Once ripe, the fruit is picked and laid out in the sun to dry, often on raised beds or patios. It is turned regularly to achieve optimal dryness of between 10 and 14%. Drying in this manner – which can take up to four weeks – causes the cherry to separate from the bean. Once that separation is complete, the fruit is placed in a hulling machine to remove the skin, pulp and parchment, leaving behind the green coffee bean ready for roasting.
Natural processing can be risky and inconsistent. The drying process needs to be exactly right – dry the cherry too much and it becomes brittle and will crumble; leave it slightly too wet for too long and bacteria can grow and rot can result. This potential for inconsistency means there’s a high risk of a farmer losing an entire harvest if the conditions for drying aren’t perfect.
Weather therefore plays a huge part in the success of natural processing. An arid climate is best for natural processing, making Ethiopia and Brazil well suited to the practice. If it’s so tricky, why is this technique still used? Well, natural processing allows the nutrients and sugars of the cherry to seep into the seed, adding to its inherent flavour. Fruity and sweet notes such as red berries and tropical fruits, as well as earthy notes, are hallmarks of a good natural processed coffee. It can be extremely complex and heavy-bodied.
The taste difference between washed and natural coffee is very distinct. Washed coffee is generally brighter and more acidic, whereas natural coffees are much smoother and full of complexity. In the washing process, the cherry is put through a pulp processing machine, removing all but a very small amount of pulp from the bean, which is then soaked for a day or two. All of the sugars and nutrients that you would get from an unwashed coffee are no longer there and you are left with a coffee that’s a lot more crisp and bright.
So do washed or unwashed beans produce better coffee? It really is just down to personal preference. Many people consider washed coffee a more pure form of the drink, and unwashed as something of an acquired taste– but that’s not to say that natural coffee isn’t as good. In reality, it isn’t a question of which is better. Some areas of the world process coffee naturally because they don’t have the water resources required for the washed process. In other areas, the climate is too humid to use the natural process reliably.

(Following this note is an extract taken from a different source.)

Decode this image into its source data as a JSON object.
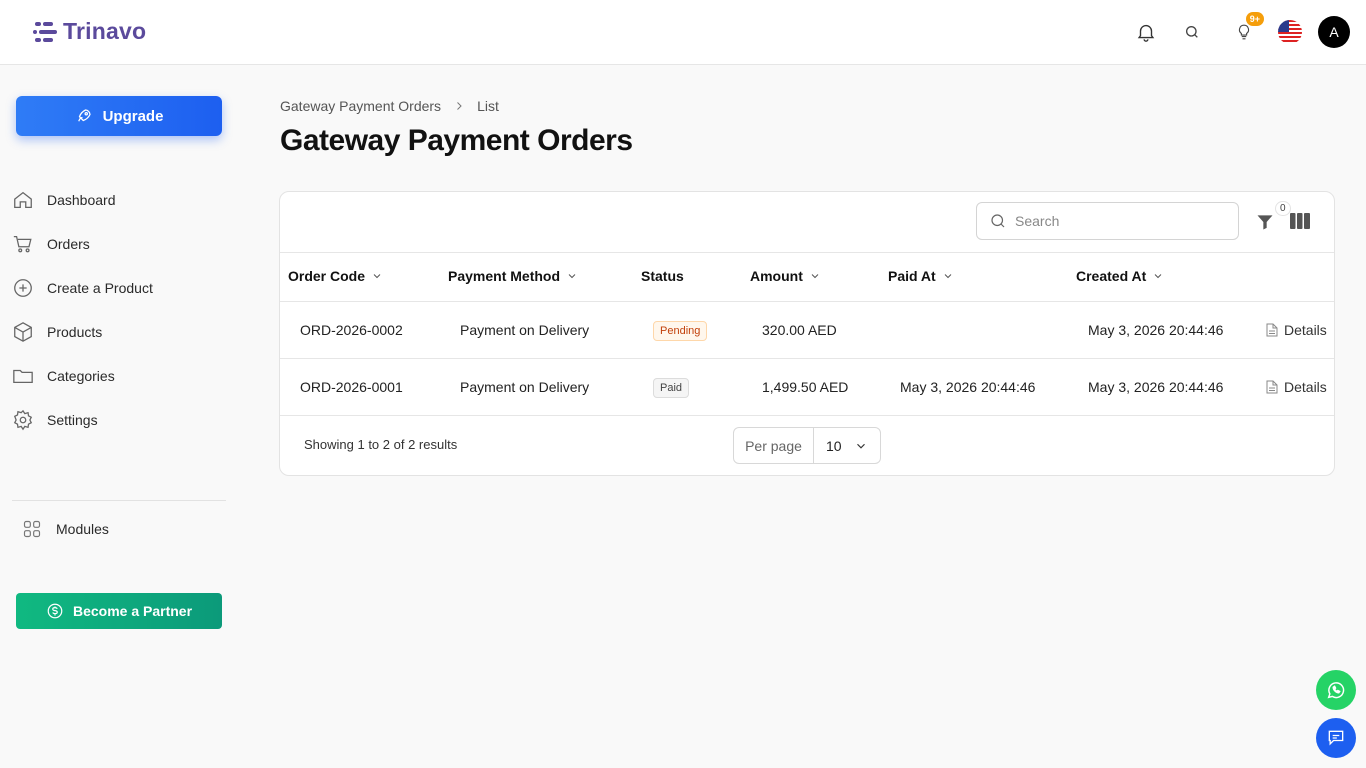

When looking at a coffee packet, you may also see mention of honey processing, also called pulped, semidry or yellow and red honey style processing. On a spectrum with natural coffee at one end and washed at the other, honey processing falls somewhere in between. The cherry is put through a pulp machine, in a similar way to washed, and then set out to dry, as in the natural method. This has the elegant finish of a washed coffee with the full-body fruitiness of a natural. The main thing to remember is not to put too much faith in reputation or other people’s recommendations. You owe it to yourself to try naturally processed coffee and see if it’s for you.SUBSCRIBE NOW!